Unfortunately, RC’s popularity also came at a time when Indians got access to cable television.
They were also unable to grow their readers since the comic books were published exclusively in Hindi. While they held a strong foothold in India’s Hindi belt, there weren’t many readers beyond it. Their foray into regional languages did not do well.
By 1998, the sales had begun to drop and by 2010, the sales were 10 per cent of what they used to be, pushing them to the brink of shutting down. The unwillingness to adapt to the changing times spelt doom for RC, believes Shashank.
“Most of the publications were out of the market. Raj Comics was the only one and their content had also begun to fluctuate, both in terms of art and story. We used to go out to rent DVDs to watch at home and often wonder when they’d create TV shows or movies for Nagraj and Doga. They struggled to adapt,” he explained.
Rohan said, “The new characters they launched were not handled well by their internal team. The content and art degraded, and so did their sales.”
Pranay Khadatkar, who runs HighBP TV on YouTube, a channel devoted to comic books, told ThePrint, “Even today, they produce the same thing they did in the 90s. It’s great for people who read for nostalgia but not a great way to bring in new readers.
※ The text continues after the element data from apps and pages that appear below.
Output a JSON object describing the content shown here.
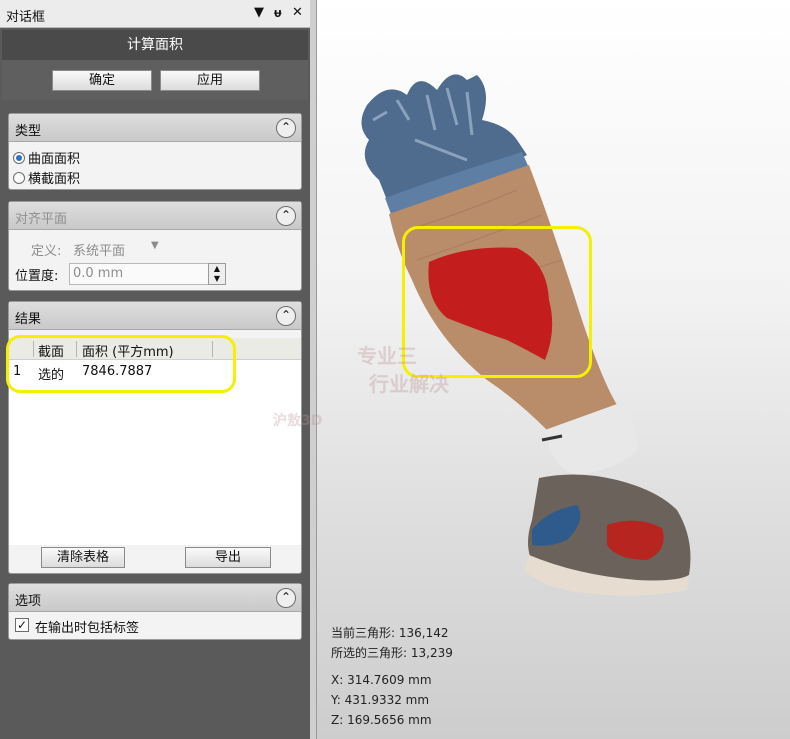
{
  "dialog": {
    "title": "对话框",
    "controls": {
      "pin": "▼",
      "dock": "ᵾ",
      "close": "✕"
    },
    "header": "计算面积",
    "ok_label": "确定",
    "apply_label": "应用"
  },
  "type_group": {
    "title": "类型",
    "collapse_icon": "⌃",
    "options": [
      {
        "label": "曲面面积",
        "selected": true
      },
      {
        "label": "横截面积",
        "selected": false
      }
    ]
  },
  "align_group": {
    "title": "对齐平面",
    "define_label": "定义:",
    "define_value": "系统平面",
    "position_label": "位置度:",
    "position_value": "0.0 mm"
  },
  "results_group": {
    "title": "结果",
    "columns": [
      "截面",
      "面积 (平方mm)"
    ],
    "rows": [
      {
        "index": "1",
        "section": "选的",
        "area": "7846.7887"
      }
    ],
    "clear_label": "清除表格",
    "export_label": "导出"
  },
  "options_group": {
    "title": "选项",
    "include_labels": "在输出时包括标签",
    "include_checked": true,
    "check_mark": "✓"
  },
  "viewport": {
    "current_triangles": "当前三角形: 136,142",
    "selected_triangles": "所选的三角形: 13,239",
    "coord_x": "X:  314.7609 mm",
    "coord_y": "Y:  431.9332 mm",
    "coord_z": "Z:  169.5656 mm",
    "watermark_line1": "专业三",
    "watermark_line2": "行业解决",
    "watermark_brand": "沪敖3D"
  },
  "colors": {
    "highlight": "#f4f000",
    "selection": "#c41d1d",
    "skin": "#b98d6a",
    "denim": "#4d6c93"
  }
}
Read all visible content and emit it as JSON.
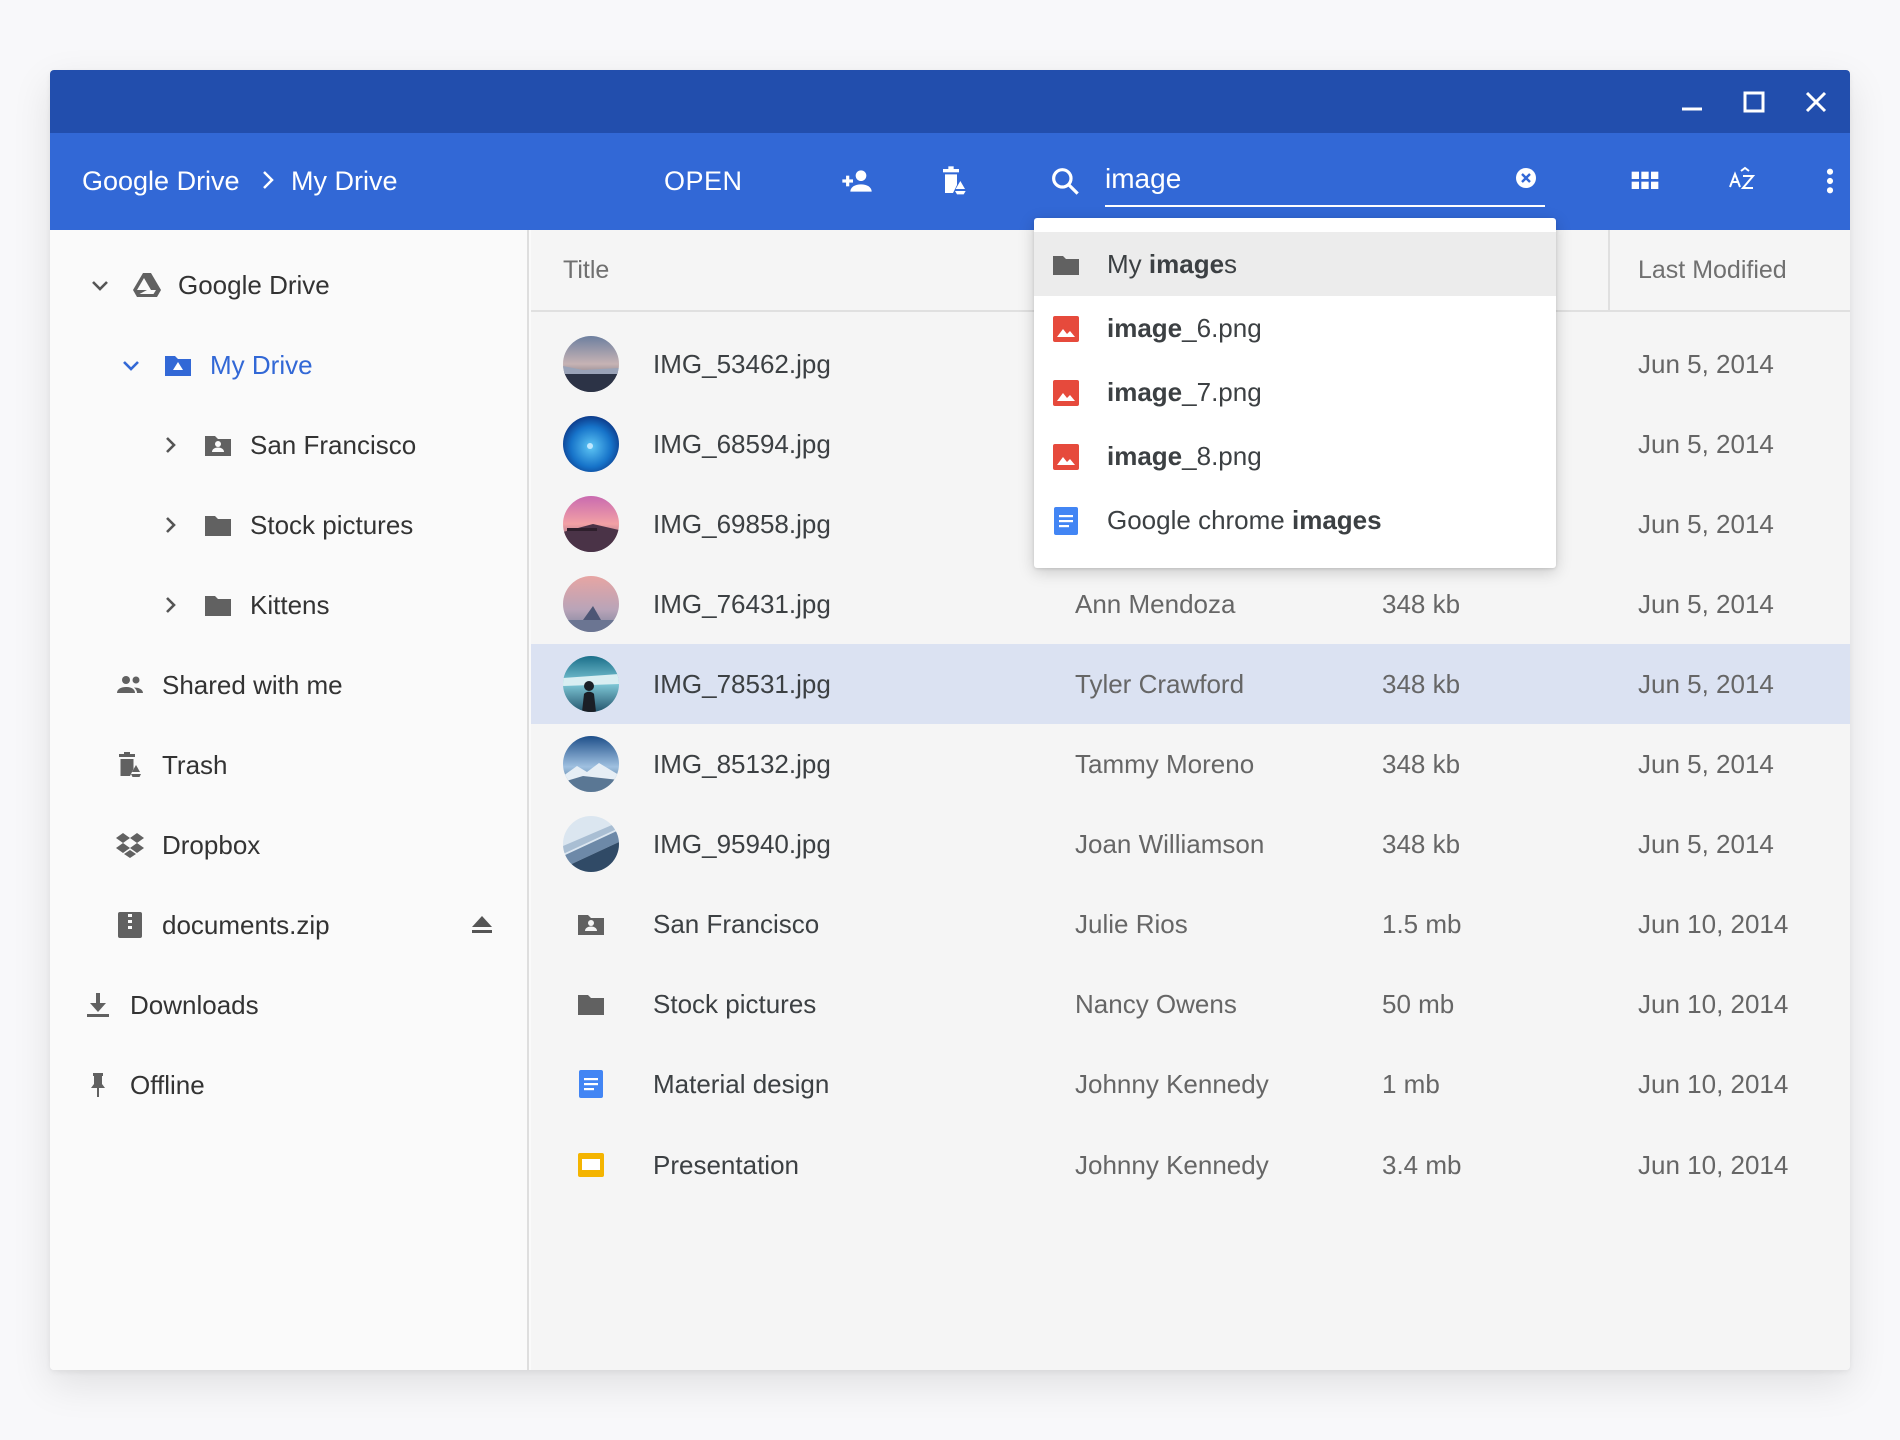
{
  "colors": {
    "titlebar": "#224ead",
    "toolbar": "#3268d6",
    "accent": "#3268d6",
    "selected_row": "#dbe2f2",
    "image_icon": "#e64a3c",
    "doc_icon": "#4285f4",
    "slides_icon": "#f4b400"
  },
  "window": {
    "controls": [
      "minimize-icon",
      "maximize-icon",
      "close-icon"
    ]
  },
  "toolbar": {
    "breadcrumb": [
      "Google Drive",
      "My Drive"
    ],
    "open_label": "OPEN",
    "icons": [
      "add-person-icon",
      "delete-drive-icon",
      "search-icon",
      "grid-view-icon",
      "sort-az-icon",
      "more-vert-icon"
    ],
    "sort_label": "AZ"
  },
  "search": {
    "value": "image",
    "suggestions": [
      {
        "prefix": "My ",
        "bold": "image",
        "suffix": "s",
        "icon": "folder-icon"
      },
      {
        "prefix": "",
        "bold": "image",
        "suffix": "_6.png",
        "icon": "image-file-icon"
      },
      {
        "prefix": "",
        "bold": "image",
        "suffix": "_7.png",
        "icon": "image-file-icon"
      },
      {
        "prefix": "",
        "bold": "image",
        "suffix": "_8.png",
        "icon": "image-file-icon"
      },
      {
        "prefix": "Google chrome ",
        "bold": "images",
        "suffix": "",
        "icon": "doc-icon"
      }
    ]
  },
  "sidebar": {
    "items": [
      {
        "label": "Google Drive",
        "icon": "google-drive-icon",
        "expanded": true
      },
      {
        "label": "My Drive",
        "icon": "my-drive-icon",
        "expanded": true,
        "selected": true
      },
      {
        "label": "San Francisco",
        "icon": "shared-folder-icon"
      },
      {
        "label": "Stock pictures",
        "icon": "folder-icon"
      },
      {
        "label": "Kittens",
        "icon": "folder-icon"
      },
      {
        "label": "Shared with me",
        "icon": "people-icon"
      },
      {
        "label": "Trash",
        "icon": "trash-icon"
      },
      {
        "label": "Dropbox",
        "icon": "dropbox-icon"
      },
      {
        "label": "documents.zip",
        "icon": "zip-icon"
      },
      {
        "label": "Downloads",
        "icon": "download-icon"
      },
      {
        "label": "Offline",
        "icon": "pin-icon"
      }
    ]
  },
  "table": {
    "columns": [
      "Title",
      "Last Modified"
    ],
    "rows": [
      {
        "title": "IMG_53462.jpg",
        "owner": "",
        "size": "",
        "modified": "Jun 5, 2014",
        "thumb": "sunset-lake"
      },
      {
        "title": "IMG_68594.jpg",
        "owner": "",
        "size": "",
        "modified": "Jun 5, 2014",
        "thumb": "blue-ocean"
      },
      {
        "title": "IMG_69858.jpg",
        "owner": "",
        "size": "",
        "modified": "Jun 5, 2014",
        "thumb": "pink-pier"
      },
      {
        "title": "IMG_76431.jpg",
        "owner": "Ann Mendoza",
        "size": "348 kb",
        "modified": "Jun 5, 2014",
        "thumb": "pink-sky"
      },
      {
        "title": "IMG_78531.jpg",
        "owner": "Tyler Crawford",
        "size": "348 kb",
        "modified": "Jun 5, 2014",
        "thumb": "person-lake",
        "selected": true
      },
      {
        "title": "IMG_85132.jpg",
        "owner": "Tammy Moreno",
        "size": "348 kb",
        "modified": "Jun 5, 2014",
        "thumb": "mountains"
      },
      {
        "title": "IMG_95940.jpg",
        "owner": "Joan Williamson",
        "size": "348 kb",
        "modified": "Jun 5, 2014",
        "thumb": "glass-building"
      },
      {
        "title": "San Francisco",
        "owner": "Julie Rios",
        "size": "1.5 mb",
        "modified": "Jun 10, 2014",
        "icon": "shared-folder-icon"
      },
      {
        "title": "Stock pictures",
        "owner": "Nancy Owens",
        "size": "50 mb",
        "modified": "Jun 10, 2014",
        "icon": "folder-icon"
      },
      {
        "title": "Material design",
        "owner": "Johnny Kennedy",
        "size": "1 mb",
        "modified": "Jun 10, 2014",
        "icon": "doc-icon"
      },
      {
        "title": "Presentation",
        "owner": "Johnny Kennedy",
        "size": "3.4 mb",
        "modified": "Jun 10, 2014",
        "icon": "slides-icon"
      }
    ]
  }
}
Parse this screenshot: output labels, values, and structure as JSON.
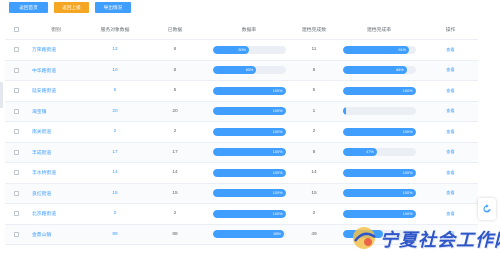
{
  "toolbar": {
    "back_home": "返回首页",
    "back_up": "返回上级",
    "export": "导出情况"
  },
  "table": {
    "headers": {
      "street": "街别",
      "service": "服务对象数据",
      "done": "已数据",
      "rate": "数据率",
      "archive": "建档完成数",
      "archive_rate": "建档完成率",
      "op": "操作"
    },
    "rows": [
      {
        "street": "万荣路街道",
        "service": "12",
        "done": "6",
        "rate_label": "50%",
        "rate": 50,
        "archive": "11",
        "archive_rate_label": "91%",
        "archive_rate": 91,
        "op": "查看"
      },
      {
        "street": "中华路街道",
        "service": "10",
        "done": "6",
        "rate_label": "60%",
        "rate": 60,
        "archive": "8",
        "archive_rate_label": "88%",
        "archive_rate": 88,
        "op": "查看"
      },
      {
        "street": "延安路街道",
        "service": "5",
        "done": "5",
        "rate_label": "100%",
        "rate": 100,
        "archive": "5",
        "archive_rate_label": "100%",
        "archive_rate": 100,
        "op": "查看"
      },
      {
        "street": "海宝镇",
        "service": "20",
        "done": "20",
        "rate_label": "100%",
        "rate": 100,
        "archive": "1",
        "archive_rate_label": "",
        "archive_rate": 5,
        "op": "查看"
      },
      {
        "street": "南关街道",
        "service": "2",
        "done": "2",
        "rate_label": "100%",
        "rate": 100,
        "archive": "2",
        "archive_rate_label": "100%",
        "archive_rate": 100,
        "op": "查看"
      },
      {
        "street": "丰成街道",
        "service": "17",
        "done": "17",
        "rate_label": "100%",
        "rate": 100,
        "archive": "8",
        "archive_rate_label": "47%",
        "archive_rate": 47,
        "op": "查看"
      },
      {
        "street": "丰水桥街道",
        "service": "14",
        "done": "14",
        "rate_label": "100%",
        "rate": 100,
        "archive": "14",
        "archive_rate_label": "100%",
        "archive_rate": 100,
        "op": "查看"
      },
      {
        "street": "良红街道",
        "service": "15",
        "done": "15",
        "rate_label": "100%",
        "rate": 100,
        "archive": "15",
        "archive_rate_label": "100%",
        "archive_rate": 100,
        "op": "查看"
      },
      {
        "street": "北京路街道",
        "service": "2",
        "done": "2",
        "rate_label": "100%",
        "rate": 100,
        "archive": "2",
        "archive_rate_label": "100%",
        "archive_rate": 100,
        "op": "查看"
      },
      {
        "street": "金鼎山镇",
        "service": "89",
        "done": "88",
        "rate_label": "98%",
        "rate": 98,
        "archive": "49",
        "archive_rate_label": "",
        "archive_rate": 55,
        "op": "查看"
      }
    ]
  },
  "watermark": {
    "text": "宁夏社会工作网"
  },
  "colors": {
    "primary": "#409eff",
    "warning": "#f5a623",
    "bar_track": "#ebeef5",
    "watermark": "#2f56c8"
  }
}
The page-long text bubbles don’t work, especially when the new generation can get bored in a 15-second video. The content is outdated.”
Where are they now
In over 30 years, Raj Comics has published more than 3,500 titles spread across different characters. They are a cult classic, with readers buying these comics for nostalgia’s sake or because they’ve been reading them for long enough to care.
The original RC was eventually split into three between brothers Manoj, Manish, and Sanjay.
Sanjay said the split had more to do with creative and market expansion. “We get to explore more storylines and new characters. In the past 10-11 years we didn’t create too many comics, but in the past two years, we have come out with 50 new comics, 50 new titles.”
Khadatkar also spoke about how the three brothers have different skill sets. “Sanjay is the creative one, Manoj is great with business and marketing, and Manish is a great communicator. Together, they could’ve built an unstoppable empire,” he added.
The brothers use the same logo of RC books but run separate storylines. The pricing of the comics is also different.
“Manish is reprinting the old Raj Comics at an affordable price whereas the other two brothers come out with new storylines and are priced a lot higher,” Shashank said.
Fans were, however, left disappointed with the split, with many struggling to keep up with the three sets of comics and storylines.
“When we heard about the split we knew immediately that there was absolutely no way we were getting a movie now,” Shashank added.
Former Raj Comics aficionados today have online communities to revisit their favourite superheroes and their stories. These communities keep the chatter around Raj Comics alive through fan fiction, fanart, and discussions around how to keep the legacy of ‘RC’ alive.